Exercise objective: Report every line of the records that includes the word "JSON".

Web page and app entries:
- Opening Delimiter -

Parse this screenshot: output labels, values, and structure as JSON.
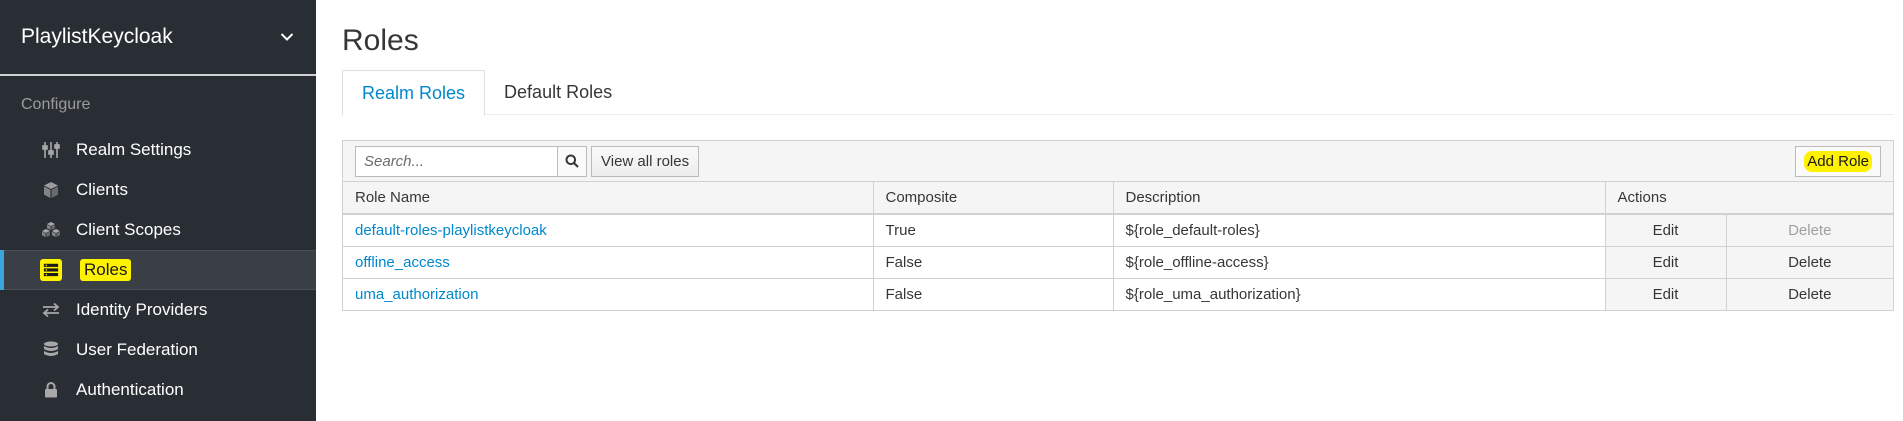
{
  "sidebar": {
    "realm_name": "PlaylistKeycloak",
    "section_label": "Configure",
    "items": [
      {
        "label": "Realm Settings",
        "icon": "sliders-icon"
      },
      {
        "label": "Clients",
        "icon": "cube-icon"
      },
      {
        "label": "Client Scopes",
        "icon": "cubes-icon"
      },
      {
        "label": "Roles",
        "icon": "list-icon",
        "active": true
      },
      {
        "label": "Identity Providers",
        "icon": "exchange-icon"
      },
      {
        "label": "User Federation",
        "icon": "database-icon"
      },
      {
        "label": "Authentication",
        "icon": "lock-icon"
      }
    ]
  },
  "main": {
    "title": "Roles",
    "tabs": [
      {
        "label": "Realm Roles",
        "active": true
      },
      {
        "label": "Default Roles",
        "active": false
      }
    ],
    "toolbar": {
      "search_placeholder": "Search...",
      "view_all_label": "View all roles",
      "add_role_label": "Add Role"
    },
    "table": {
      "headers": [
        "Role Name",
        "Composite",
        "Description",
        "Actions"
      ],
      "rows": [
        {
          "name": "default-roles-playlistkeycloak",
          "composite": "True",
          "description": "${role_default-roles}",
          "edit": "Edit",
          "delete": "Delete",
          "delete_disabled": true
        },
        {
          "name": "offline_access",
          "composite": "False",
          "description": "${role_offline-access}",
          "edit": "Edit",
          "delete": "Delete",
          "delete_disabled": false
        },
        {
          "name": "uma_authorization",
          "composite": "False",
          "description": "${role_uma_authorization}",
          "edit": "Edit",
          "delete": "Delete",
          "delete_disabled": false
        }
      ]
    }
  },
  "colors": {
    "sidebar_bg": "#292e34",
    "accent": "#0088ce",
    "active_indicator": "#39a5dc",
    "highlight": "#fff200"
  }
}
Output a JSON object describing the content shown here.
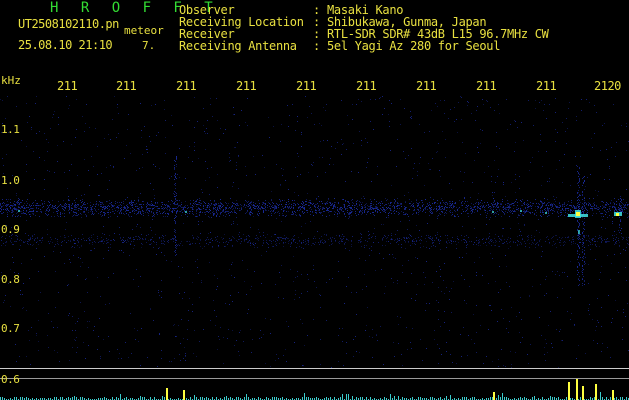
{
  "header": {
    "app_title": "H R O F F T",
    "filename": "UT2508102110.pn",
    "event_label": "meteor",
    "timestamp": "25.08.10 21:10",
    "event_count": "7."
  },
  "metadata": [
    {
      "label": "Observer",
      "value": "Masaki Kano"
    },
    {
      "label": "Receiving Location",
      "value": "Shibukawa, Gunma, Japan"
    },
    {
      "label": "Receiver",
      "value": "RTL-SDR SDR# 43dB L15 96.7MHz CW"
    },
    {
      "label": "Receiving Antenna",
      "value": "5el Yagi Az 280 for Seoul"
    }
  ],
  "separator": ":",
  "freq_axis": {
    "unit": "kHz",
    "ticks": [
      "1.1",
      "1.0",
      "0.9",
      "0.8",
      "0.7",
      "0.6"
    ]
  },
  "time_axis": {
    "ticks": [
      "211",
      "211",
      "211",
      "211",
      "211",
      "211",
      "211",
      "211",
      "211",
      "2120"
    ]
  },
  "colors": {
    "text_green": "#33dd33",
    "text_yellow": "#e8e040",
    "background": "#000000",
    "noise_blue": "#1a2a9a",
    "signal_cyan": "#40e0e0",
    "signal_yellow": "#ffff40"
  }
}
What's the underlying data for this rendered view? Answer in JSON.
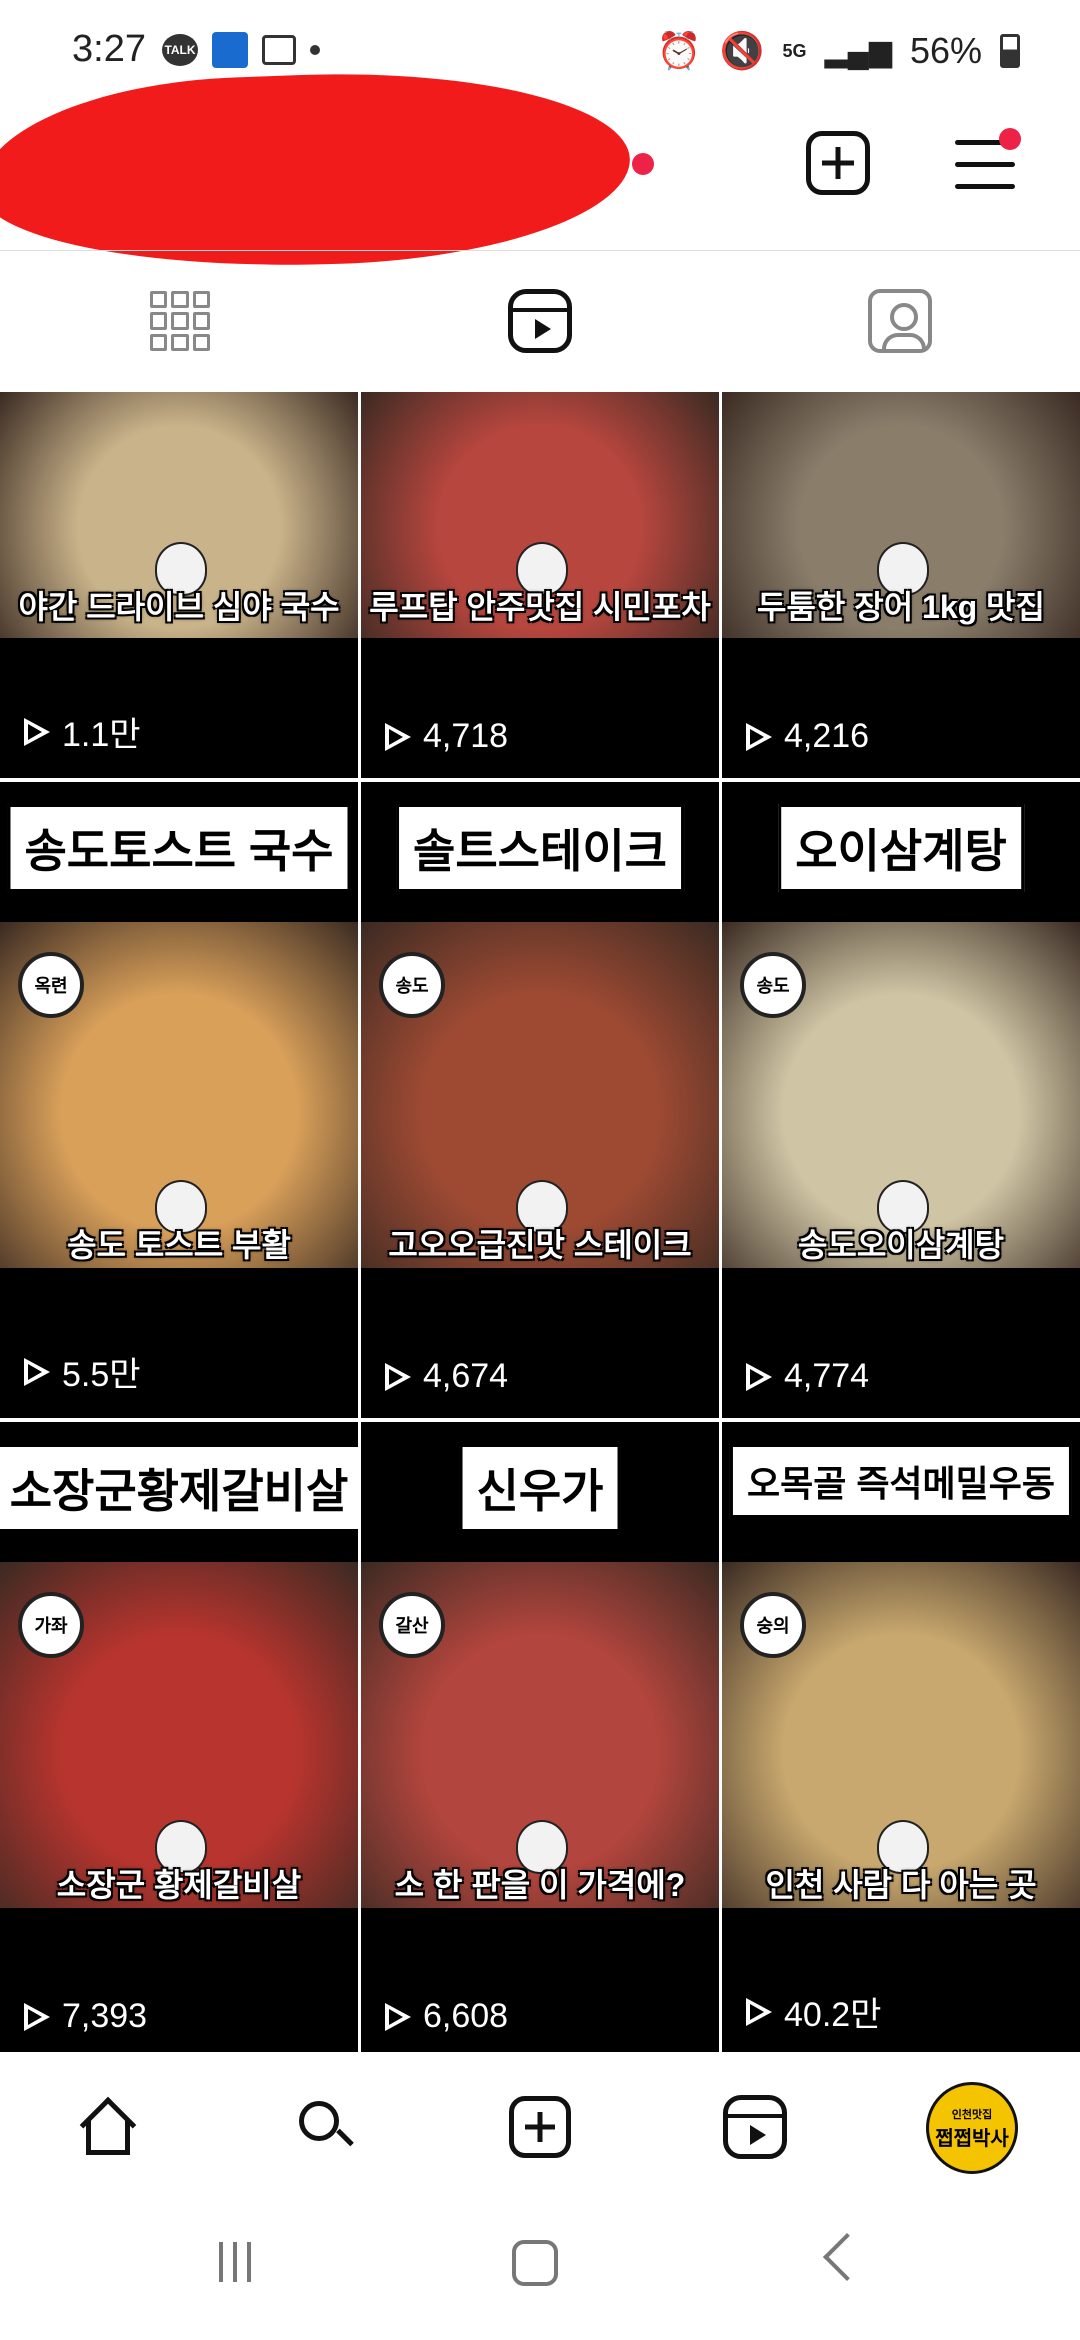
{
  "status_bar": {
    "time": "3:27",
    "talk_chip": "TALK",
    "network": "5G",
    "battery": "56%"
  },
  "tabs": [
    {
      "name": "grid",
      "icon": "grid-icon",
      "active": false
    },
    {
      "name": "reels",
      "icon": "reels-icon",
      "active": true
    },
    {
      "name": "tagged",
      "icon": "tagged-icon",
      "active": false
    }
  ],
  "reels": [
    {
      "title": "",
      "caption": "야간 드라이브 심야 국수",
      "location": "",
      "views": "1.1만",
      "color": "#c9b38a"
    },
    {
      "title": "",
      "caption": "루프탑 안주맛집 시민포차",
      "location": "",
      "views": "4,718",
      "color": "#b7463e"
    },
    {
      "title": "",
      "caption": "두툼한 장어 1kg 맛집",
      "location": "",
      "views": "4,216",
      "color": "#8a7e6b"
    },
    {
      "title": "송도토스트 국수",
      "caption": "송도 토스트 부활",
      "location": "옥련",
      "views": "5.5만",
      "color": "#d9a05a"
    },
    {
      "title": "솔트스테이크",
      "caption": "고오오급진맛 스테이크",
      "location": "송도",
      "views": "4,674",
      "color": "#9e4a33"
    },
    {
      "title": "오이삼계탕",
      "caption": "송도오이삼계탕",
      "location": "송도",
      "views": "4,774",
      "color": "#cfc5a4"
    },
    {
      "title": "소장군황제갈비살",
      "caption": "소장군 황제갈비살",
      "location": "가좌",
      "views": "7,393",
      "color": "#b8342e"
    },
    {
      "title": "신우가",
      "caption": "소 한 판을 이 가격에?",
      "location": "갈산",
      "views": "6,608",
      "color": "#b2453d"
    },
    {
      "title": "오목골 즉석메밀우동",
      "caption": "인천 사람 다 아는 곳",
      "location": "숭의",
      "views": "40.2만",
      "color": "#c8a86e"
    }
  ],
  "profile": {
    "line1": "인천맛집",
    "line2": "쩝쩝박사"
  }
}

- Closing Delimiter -

Response to the exercise:
Parse this screenshot: output labels, values, and structure as JSON.
Output a JSON object describing the content shown here.
What's the underlying data for this rendered view? Answer in JSON.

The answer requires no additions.